> _What you should do_
Lines containing "description": state how many there are in these entries, and write only that number.

> _Available data_
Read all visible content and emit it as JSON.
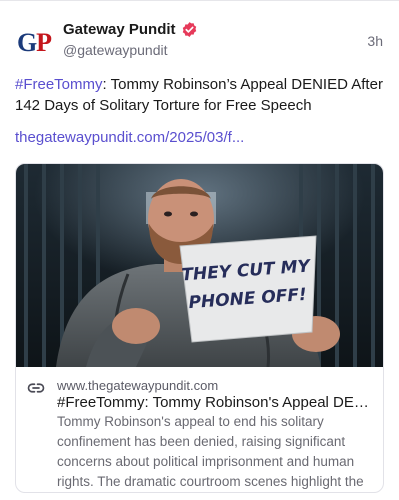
{
  "author": {
    "avatar_letters_1": "G",
    "avatar_letters_2": "P",
    "display_name": "Gateway Pundit",
    "handle": "@gatewaypundit",
    "verified_icon": "verified-badge-icon",
    "timestamp": "3h"
  },
  "post": {
    "hashtag": "#FreeTommy",
    "text": ": Tommy Robinson’s Appeal DENIED After 142 Days of Solitary Torture for Free Speech",
    "link": "thegatewaypundit.com/2025/03/f..."
  },
  "card": {
    "image_sign_line1": "THEY CUT MY",
    "image_sign_line2": "PHONE OFF!",
    "icon": "link-icon",
    "domain": "www.thegatewaypundit.com",
    "title": "#FreeTommy: Tommy Robinson's Appeal DENI...",
    "description": "Tommy Robinson's appeal to end his solitary confinement has been denied, raising significant concerns about political imprisonment and human rights. The dramatic courtroom scenes highlight the tr..."
  },
  "colors": {
    "accent": "#5a4fcf",
    "verified": "#e63a5a",
    "brand_blue": "#1b3a7a",
    "brand_red": "#c4161c"
  }
}
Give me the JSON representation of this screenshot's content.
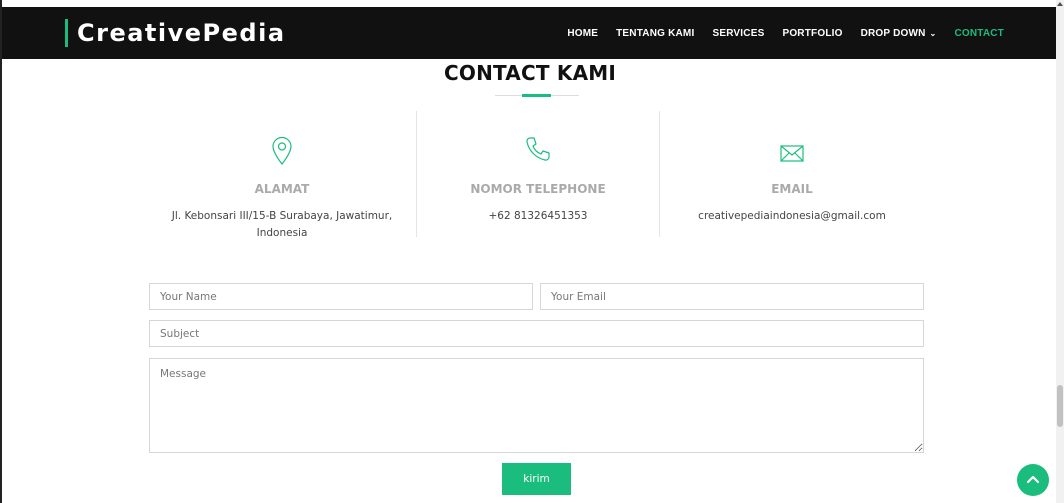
{
  "brand": {
    "name": "CreativePedia"
  },
  "nav": {
    "items": [
      {
        "label": "HOME",
        "active": false
      },
      {
        "label": "TENTANG KAMI",
        "active": false
      },
      {
        "label": "SERVICES",
        "active": false
      },
      {
        "label": "PORTFOLIO",
        "active": false
      },
      {
        "label": "DROP DOWN",
        "active": false,
        "dropdown": true
      },
      {
        "label": "CONTACT",
        "active": true
      }
    ]
  },
  "section": {
    "title": "CONTACT KAMI"
  },
  "info": [
    {
      "icon": "map-pin-icon",
      "label": "ALAMAT",
      "value": "Jl. Kebonsari III/15-B Surabaya, Jawatimur, Indonesia"
    },
    {
      "icon": "phone-icon",
      "label": "NOMOR TELEPHONE",
      "value": "+62 81326451353"
    },
    {
      "icon": "envelope-icon",
      "label": "EMAIL",
      "value": "creativepediaindonesia@gmail.com"
    }
  ],
  "form": {
    "name_placeholder": "Your Name",
    "email_placeholder": "Your Email",
    "subject_placeholder": "Subject",
    "message_placeholder": "Message",
    "submit_label": "kirim"
  },
  "colors": {
    "accent": "#1bbd7e",
    "navbar": "#111111",
    "label": "#aaaaaa"
  }
}
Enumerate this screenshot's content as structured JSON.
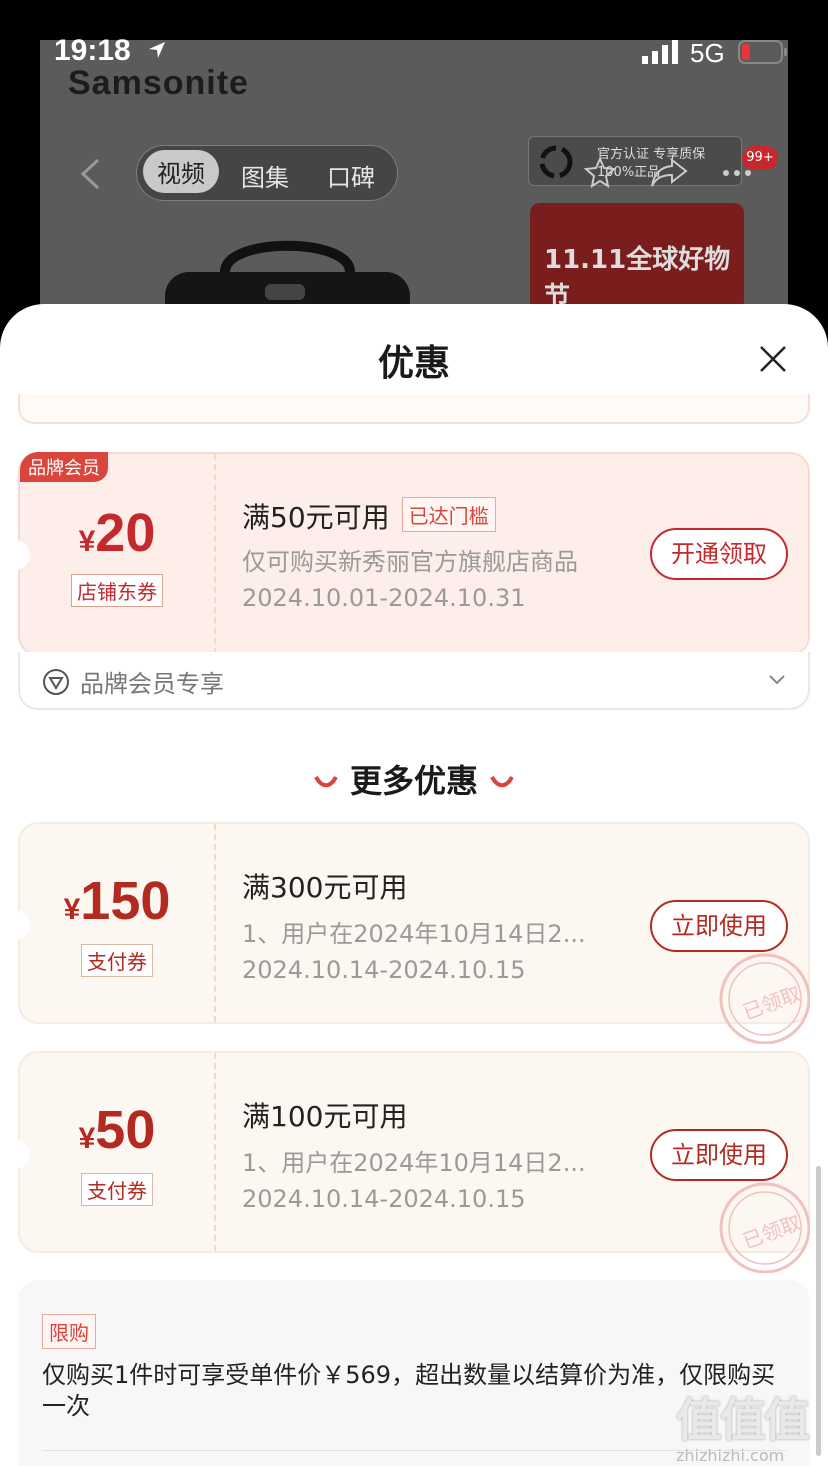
{
  "status_bar": {
    "time": "19:18",
    "network": "5G"
  },
  "product_page": {
    "brand_logo": "Samsonite",
    "media_tabs": [
      "视频",
      "图集",
      "口碑"
    ],
    "official_badge": {
      "line1": "官方认证 专享质保",
      "line2": "100%正品"
    },
    "cart_count": "99+",
    "promo_banner": "11.11全球好物节"
  },
  "sheet": {
    "title": "优惠",
    "member_coupon": {
      "label": "品牌会员",
      "currency": "¥",
      "amount": "20",
      "type": "店铺东券",
      "condition": "满50元可用",
      "threshold_tag": "已达门槛",
      "description": "仅可购买新秀丽官方旗舰店商品",
      "validity": "2024.10.01-2024.10.31",
      "button": "开通领取",
      "footer": "品牌会员专享"
    },
    "more_section_title": "更多优惠",
    "pay_coupons": [
      {
        "currency": "¥",
        "amount": "150",
        "type": "支付券",
        "condition": "满300元可用",
        "description": "1、用户在2024年10月14日2...",
        "validity": "2024.10.14-2024.10.15",
        "button": "立即使用",
        "stamp": "已领取"
      },
      {
        "currency": "¥",
        "amount": "50",
        "type": "支付券",
        "condition": "满100元可用",
        "description": "1、用户在2024年10月14日2...",
        "validity": "2024.10.14-2024.10.15",
        "button": "立即使用",
        "stamp": "已领取"
      }
    ],
    "limit": {
      "tag": "限购",
      "text": "仅购买1件时可享受单件价￥569，超出数量以结算价为准，仅限购买一次"
    }
  },
  "watermark": {
    "big": "值值值",
    "small": "zhizhizhi.com"
  },
  "colors": {
    "accent_red": "#c5282d",
    "member_bg": "#fdeeea",
    "pay_bg": "#fdf7f1"
  }
}
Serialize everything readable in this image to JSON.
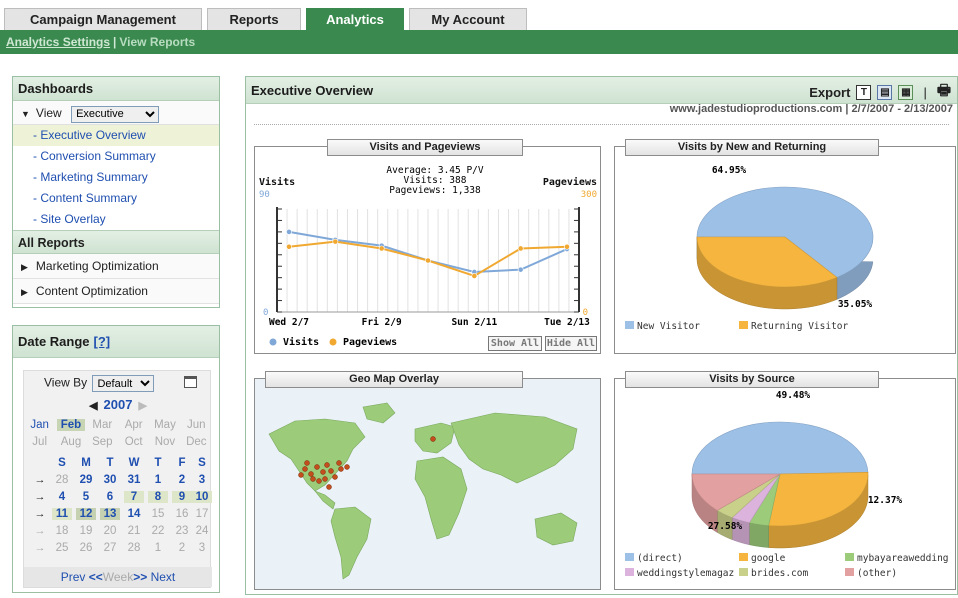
{
  "tabs": [
    {
      "label": "Campaign Management"
    },
    {
      "label": "Reports"
    },
    {
      "label": "Analytics"
    },
    {
      "label": "My Account"
    }
  ],
  "subnav": {
    "settings": "Analytics Settings",
    "sep": "|",
    "view_reports": "View Reports"
  },
  "dashboards": {
    "title": "Dashboards",
    "view_label": "View",
    "view_select": "Executive",
    "items": [
      {
        "label": "- Executive Overview"
      },
      {
        "label": "- Conversion Summary"
      },
      {
        "label": "- Marketing Summary"
      },
      {
        "label": "- Content Summary"
      },
      {
        "label": "- Site Overlay"
      }
    ],
    "all_reports": "All Reports",
    "reports": [
      {
        "label": "Marketing Optimization"
      },
      {
        "label": "Content Optimization"
      }
    ]
  },
  "date_range": {
    "title": "Date Range",
    "help": "[?]",
    "view_by_label": "View By",
    "view_by_value": "Default",
    "year": "2007",
    "months_row1": [
      "Jan",
      "Feb",
      "Mar",
      "Apr",
      "May",
      "Jun"
    ],
    "months_row2": [
      "Jul",
      "Aug",
      "Sep",
      "Oct",
      "Nov",
      "Dec"
    ],
    "weekdays": [
      "S",
      "M",
      "T",
      "W",
      "T",
      "F",
      "S"
    ],
    "weeks": [
      [
        "28",
        "29",
        "30",
        "31",
        "1",
        "2",
        "3"
      ],
      [
        "4",
        "5",
        "6",
        "7",
        "8",
        "9",
        "10"
      ],
      [
        "11",
        "12",
        "13",
        "14",
        "15",
        "16",
        "17"
      ],
      [
        "18",
        "19",
        "20",
        "21",
        "22",
        "23",
        "24"
      ],
      [
        "25",
        "26",
        "27",
        "28",
        "1",
        "2",
        "3"
      ]
    ],
    "prev": "Prev",
    "prev_arrows": "<<",
    "week": "Week",
    "next_arrows": ">>",
    "next": "Next"
  },
  "main": {
    "title": "Executive Overview",
    "export_label": "Export",
    "export_t": "T",
    "site": "www.jadestudioproductions.com  |  2/7/2007 - 2/13/2007"
  },
  "visits_chart": {
    "title": "Visits and Pageviews",
    "stats": [
      "Average: 3.45 P/V",
      "Visits: 388",
      "Pageviews: 1,338"
    ],
    "left_label": "Visits",
    "left_max": "90",
    "left_min": "0",
    "right_label": "Pageviews",
    "right_max": "300",
    "right_min": "0",
    "legend_visits": "Visits",
    "legend_pageviews": "Pageviews",
    "show_all": "Show All",
    "hide_all": "Hide All",
    "colors": {
      "visits": "#7fa8d8",
      "pageviews": "#f0a830"
    }
  },
  "chart_data": [
    {
      "type": "line",
      "title": "Visits and Pageviews",
      "x": [
        "Wed 2/7",
        "Thu 2/8",
        "Fri 2/9",
        "Sat 2/10",
        "Sun 2/11",
        "Mon 2/12",
        "Tue 2/13"
      ],
      "x_tick_labels": [
        "Wed 2/7",
        "Fri 2/9",
        "Sun 2/11",
        "Tue 2/13"
      ],
      "series": [
        {
          "name": "Visits",
          "axis": "left",
          "values": [
            70,
            63,
            58,
            45,
            35,
            37,
            55
          ]
        },
        {
          "name": "Pageviews",
          "axis": "right",
          "values": [
            190,
            205,
            185,
            150,
            105,
            185,
            190
          ]
        }
      ],
      "ylim_left": [
        0,
        90
      ],
      "ylim_right": [
        0,
        300
      ],
      "grid": true
    },
    {
      "type": "pie",
      "title": "Visits by New and Returning",
      "labels": [
        "New Visitor",
        "Returning Visitor"
      ],
      "values": [
        64.95,
        35.05
      ],
      "value_labels": [
        "64.95%",
        "35.05%"
      ],
      "colors": [
        "#9dc0e6",
        "#f5b53f"
      ]
    },
    {
      "type": "pie",
      "title": "Visits by Source",
      "labels": [
        "(direct)",
        "google",
        "mybayareawedding",
        "weddingstylemagaz",
        "brides.com",
        "(other)"
      ],
      "values": [
        49.48,
        27.58,
        3.6,
        3.5,
        3.47,
        12.37
      ],
      "value_labels": [
        "49.48%",
        "27.58%",
        "12.37%"
      ],
      "colors": [
        "#9dc0e6",
        "#f5b53f",
        "#9ccc7a",
        "#dcb3dc",
        "#c9d08a",
        "#e3a0a0"
      ]
    }
  ],
  "geo": {
    "title": "Geo Map Overlay"
  }
}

> _Task result_
4